[Page and application data records]
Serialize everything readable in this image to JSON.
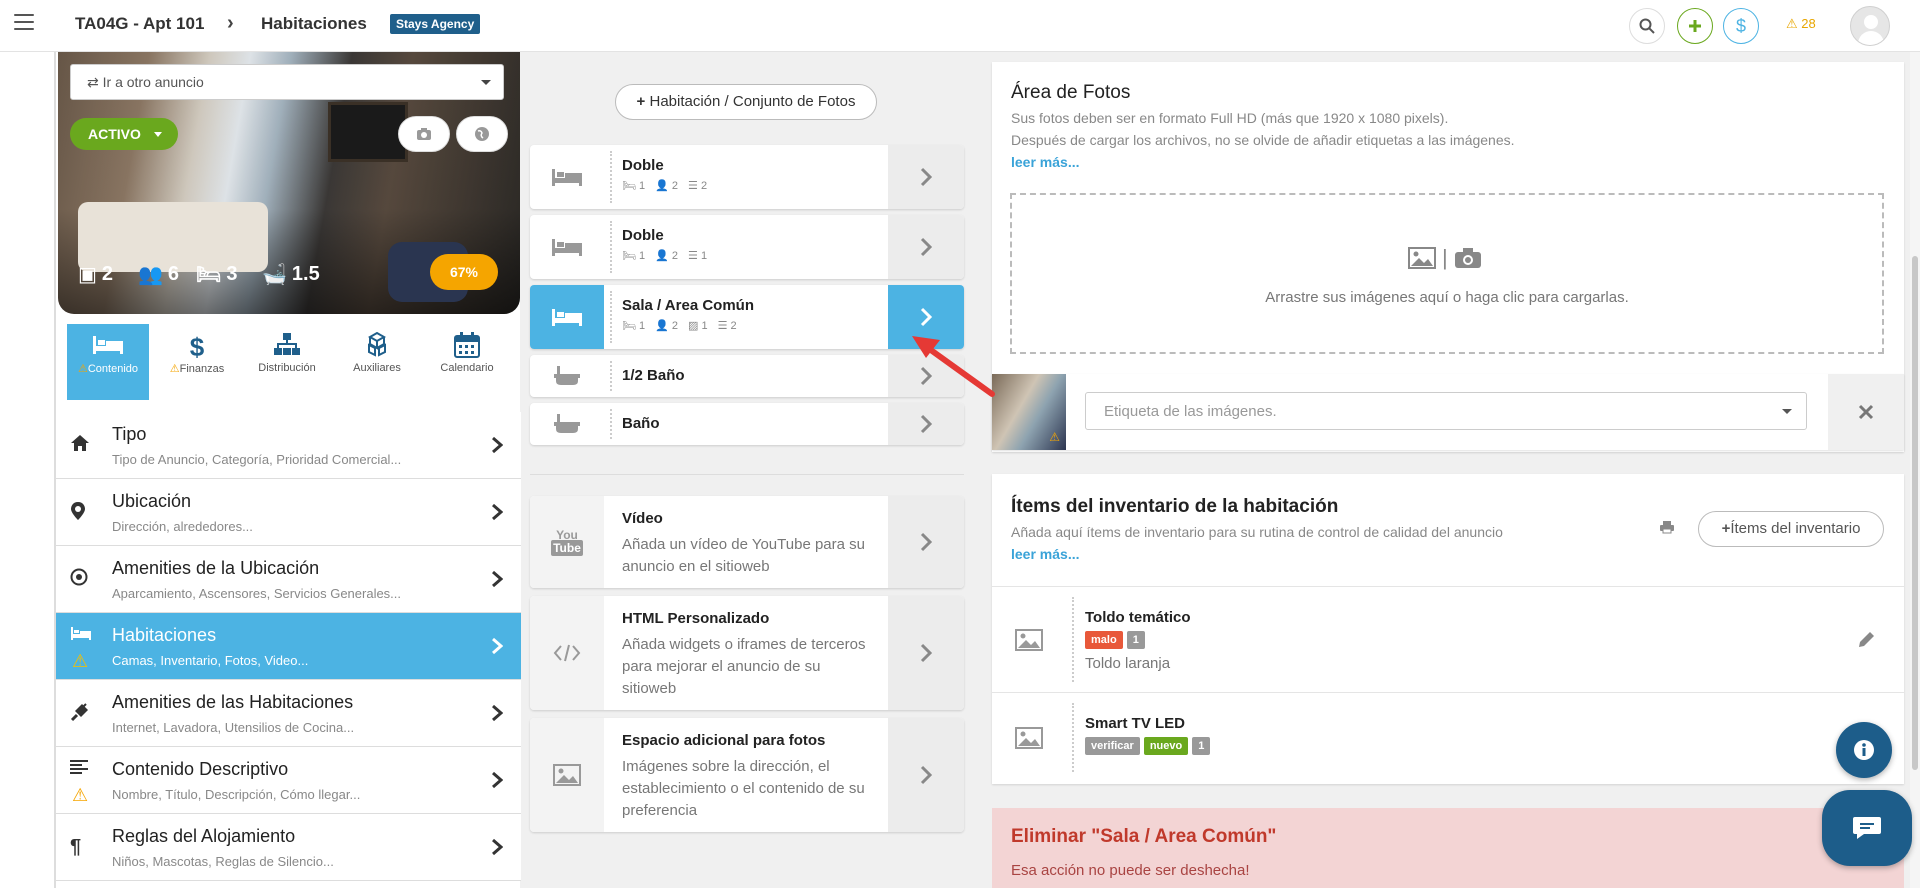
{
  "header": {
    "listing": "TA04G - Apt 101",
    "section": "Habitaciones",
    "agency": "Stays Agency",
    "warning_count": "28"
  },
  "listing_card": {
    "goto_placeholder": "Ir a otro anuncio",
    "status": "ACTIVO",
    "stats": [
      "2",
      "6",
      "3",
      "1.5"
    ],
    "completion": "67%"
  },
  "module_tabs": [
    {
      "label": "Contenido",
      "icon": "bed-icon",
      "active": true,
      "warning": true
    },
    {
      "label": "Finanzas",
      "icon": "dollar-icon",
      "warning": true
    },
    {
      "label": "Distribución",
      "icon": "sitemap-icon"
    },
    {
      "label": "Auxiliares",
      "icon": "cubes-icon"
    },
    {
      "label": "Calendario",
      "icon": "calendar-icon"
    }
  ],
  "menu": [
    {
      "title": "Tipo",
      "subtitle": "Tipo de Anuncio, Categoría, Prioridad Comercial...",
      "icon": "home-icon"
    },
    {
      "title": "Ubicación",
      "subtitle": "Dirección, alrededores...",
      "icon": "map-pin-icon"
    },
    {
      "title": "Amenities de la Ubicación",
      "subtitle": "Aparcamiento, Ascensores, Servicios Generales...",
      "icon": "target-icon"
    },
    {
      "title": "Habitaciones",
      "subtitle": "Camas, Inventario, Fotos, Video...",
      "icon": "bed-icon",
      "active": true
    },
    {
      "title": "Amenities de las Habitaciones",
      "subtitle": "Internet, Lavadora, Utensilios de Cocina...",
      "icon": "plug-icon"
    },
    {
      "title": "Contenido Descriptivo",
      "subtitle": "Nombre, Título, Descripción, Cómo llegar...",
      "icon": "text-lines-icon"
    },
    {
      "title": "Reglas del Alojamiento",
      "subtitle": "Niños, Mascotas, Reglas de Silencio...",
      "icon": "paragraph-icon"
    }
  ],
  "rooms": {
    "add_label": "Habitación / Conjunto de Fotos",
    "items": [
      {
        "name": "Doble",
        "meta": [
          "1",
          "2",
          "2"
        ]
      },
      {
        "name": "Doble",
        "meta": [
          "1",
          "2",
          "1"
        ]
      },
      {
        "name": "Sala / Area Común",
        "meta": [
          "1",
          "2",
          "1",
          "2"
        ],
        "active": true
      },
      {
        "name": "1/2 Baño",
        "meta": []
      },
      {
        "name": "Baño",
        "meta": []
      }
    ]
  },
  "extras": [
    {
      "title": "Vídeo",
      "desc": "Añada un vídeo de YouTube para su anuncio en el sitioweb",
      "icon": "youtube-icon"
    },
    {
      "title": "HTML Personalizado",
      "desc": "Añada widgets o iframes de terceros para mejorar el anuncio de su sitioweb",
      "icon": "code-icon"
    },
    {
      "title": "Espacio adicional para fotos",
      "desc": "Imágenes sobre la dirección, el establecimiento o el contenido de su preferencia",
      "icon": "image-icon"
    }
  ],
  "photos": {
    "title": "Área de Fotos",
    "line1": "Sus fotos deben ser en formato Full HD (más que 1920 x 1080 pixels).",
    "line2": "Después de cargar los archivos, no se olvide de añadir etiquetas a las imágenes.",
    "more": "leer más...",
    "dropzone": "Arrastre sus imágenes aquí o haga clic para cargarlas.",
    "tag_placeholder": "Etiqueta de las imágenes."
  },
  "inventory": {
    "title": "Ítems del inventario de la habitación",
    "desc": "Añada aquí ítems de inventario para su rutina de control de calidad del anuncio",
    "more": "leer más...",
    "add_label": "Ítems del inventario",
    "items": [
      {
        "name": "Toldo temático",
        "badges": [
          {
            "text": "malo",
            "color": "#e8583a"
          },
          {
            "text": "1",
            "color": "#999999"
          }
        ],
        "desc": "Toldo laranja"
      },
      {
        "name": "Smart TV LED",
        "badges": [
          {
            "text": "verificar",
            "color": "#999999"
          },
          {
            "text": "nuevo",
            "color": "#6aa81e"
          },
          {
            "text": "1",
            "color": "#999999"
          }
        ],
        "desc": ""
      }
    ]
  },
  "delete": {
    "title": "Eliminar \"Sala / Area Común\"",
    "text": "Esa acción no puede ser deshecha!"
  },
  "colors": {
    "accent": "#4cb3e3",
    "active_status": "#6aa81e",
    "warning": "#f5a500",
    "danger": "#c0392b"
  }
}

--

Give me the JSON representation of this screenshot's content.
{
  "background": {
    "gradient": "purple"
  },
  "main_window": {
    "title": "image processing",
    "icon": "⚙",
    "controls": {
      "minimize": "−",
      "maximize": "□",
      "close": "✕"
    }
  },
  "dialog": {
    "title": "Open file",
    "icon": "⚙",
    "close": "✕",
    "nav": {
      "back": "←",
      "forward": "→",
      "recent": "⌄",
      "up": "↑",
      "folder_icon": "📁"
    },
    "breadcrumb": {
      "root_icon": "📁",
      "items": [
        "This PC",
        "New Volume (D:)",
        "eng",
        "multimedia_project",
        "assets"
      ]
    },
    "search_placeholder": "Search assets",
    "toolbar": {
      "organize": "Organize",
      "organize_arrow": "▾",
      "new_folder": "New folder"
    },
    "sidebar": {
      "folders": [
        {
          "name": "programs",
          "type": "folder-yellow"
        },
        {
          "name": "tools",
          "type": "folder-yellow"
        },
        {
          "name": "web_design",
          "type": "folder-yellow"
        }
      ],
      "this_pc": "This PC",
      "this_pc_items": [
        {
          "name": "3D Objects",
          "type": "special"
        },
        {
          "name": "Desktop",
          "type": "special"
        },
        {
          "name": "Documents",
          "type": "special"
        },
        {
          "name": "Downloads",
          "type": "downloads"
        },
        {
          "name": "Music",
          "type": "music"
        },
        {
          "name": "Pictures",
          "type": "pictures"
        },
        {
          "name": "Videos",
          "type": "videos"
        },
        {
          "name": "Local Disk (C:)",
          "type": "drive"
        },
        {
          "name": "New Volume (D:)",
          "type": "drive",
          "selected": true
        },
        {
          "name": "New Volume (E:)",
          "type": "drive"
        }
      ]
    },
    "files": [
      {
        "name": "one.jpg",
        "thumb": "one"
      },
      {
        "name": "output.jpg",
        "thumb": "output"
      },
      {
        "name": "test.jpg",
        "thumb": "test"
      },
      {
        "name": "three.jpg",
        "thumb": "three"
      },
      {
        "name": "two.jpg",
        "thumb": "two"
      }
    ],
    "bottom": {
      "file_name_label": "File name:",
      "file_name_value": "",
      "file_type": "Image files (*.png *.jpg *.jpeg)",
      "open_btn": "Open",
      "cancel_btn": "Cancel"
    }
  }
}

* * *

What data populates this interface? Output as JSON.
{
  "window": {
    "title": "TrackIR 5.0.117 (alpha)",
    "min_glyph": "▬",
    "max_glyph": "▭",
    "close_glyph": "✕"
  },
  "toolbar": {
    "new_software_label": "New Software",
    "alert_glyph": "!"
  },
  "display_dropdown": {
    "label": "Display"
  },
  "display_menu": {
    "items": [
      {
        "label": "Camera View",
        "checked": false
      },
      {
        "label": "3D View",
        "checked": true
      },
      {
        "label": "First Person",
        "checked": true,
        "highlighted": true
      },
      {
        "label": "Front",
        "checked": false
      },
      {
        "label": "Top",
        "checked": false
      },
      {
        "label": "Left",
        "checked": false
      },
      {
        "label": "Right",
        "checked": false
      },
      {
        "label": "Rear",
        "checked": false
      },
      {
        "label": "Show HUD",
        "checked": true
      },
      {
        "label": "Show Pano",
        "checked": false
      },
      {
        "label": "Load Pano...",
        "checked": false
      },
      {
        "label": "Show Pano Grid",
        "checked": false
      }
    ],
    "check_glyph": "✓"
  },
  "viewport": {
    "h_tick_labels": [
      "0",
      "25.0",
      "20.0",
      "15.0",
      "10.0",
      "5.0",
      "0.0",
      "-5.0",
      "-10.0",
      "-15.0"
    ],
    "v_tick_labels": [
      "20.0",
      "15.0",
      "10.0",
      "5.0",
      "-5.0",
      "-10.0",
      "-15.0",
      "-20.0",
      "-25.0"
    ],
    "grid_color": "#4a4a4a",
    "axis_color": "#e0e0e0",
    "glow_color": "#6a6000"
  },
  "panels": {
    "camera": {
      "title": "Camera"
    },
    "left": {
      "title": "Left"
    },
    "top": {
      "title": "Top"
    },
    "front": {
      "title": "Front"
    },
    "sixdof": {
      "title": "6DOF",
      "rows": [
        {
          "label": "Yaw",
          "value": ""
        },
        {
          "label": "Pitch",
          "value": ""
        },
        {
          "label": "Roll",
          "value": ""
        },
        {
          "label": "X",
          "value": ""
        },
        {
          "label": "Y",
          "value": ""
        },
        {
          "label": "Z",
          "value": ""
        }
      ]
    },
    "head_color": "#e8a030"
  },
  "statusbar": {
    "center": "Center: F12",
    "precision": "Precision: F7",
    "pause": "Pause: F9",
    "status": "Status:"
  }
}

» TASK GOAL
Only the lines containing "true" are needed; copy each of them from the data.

» SOLVED EXERCISE
      "active": true,
      "warning": true
      "warning": true
      "active": true
        "active": true
          "selected": true
        "checked": true
        "checked": true,
        "highlighted": true
        "checked": true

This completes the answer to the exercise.